A major Australian-based bank with global operations recognized the opportunity to be
more effective in its product support services provided through its call centre. The call centre
supported a number of products based on managed funds such as superannuation, insurance
and investment trusts.
Call centre consultants were reliant on reference to a number of paper-based procedures,product support material and investment price listings. None of these information sources were managed in a way that could ensure accuracy and currency of content and consultants
were forced to sift through documentation to find relevant material. This was both time consuming and because of the quality of information-sourced led to delays in response and a degree of inaccuracy in advice provided.
(1) A fourperson project team conducted investigations over an 8-week period.
(2)A blueprint developed a knowledge
taxonomy determining what knowledge was needed, from where it was sourced and in what form it was presented.
(3) A total of 35 improvement opportunities were identified and the net present values (NPV) for proceeding were developed. The improvement opportunities were grouped logically
Investments Act, a major Australian funds manager recognised the opportunity to create a proactive orientation towards compliance management activity.
(1) Current staffing levels in the compliance management function were barely enabling
compliance management activity.
(2) The current administrative structure did not have the flexibility or rigour to perform effective compliance management, monitoring and reporting.
conducted monitoring on a sweep basis across several similar fund types,
function to operate within existing staffing levels. This created an opportunity saving in the order of $7,500,000 including savings realised through reduction of the need to employ new staff.
An Asia Pacific government treasury organisation recognised the need to leverage off its significant intellectual capital. The organisation is focussed on providing high quality advice to the cabinet on economic issues that impact the living standards of the population. Further, it needed to participate in the opportunities enabled through the increased capabilities provided by advances in communications and technology.

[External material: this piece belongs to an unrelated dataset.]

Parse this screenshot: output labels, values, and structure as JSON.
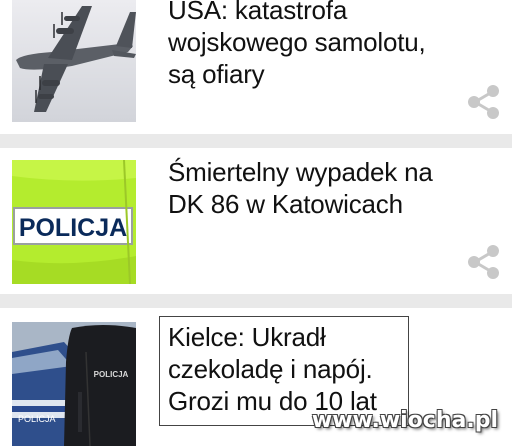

(2) An improvement agenda was developed basedon the business case tangible benefits. Prioritisation of initiatives was based on quality and service improvements and synergies between various initiatives.
$3,500,000 was required.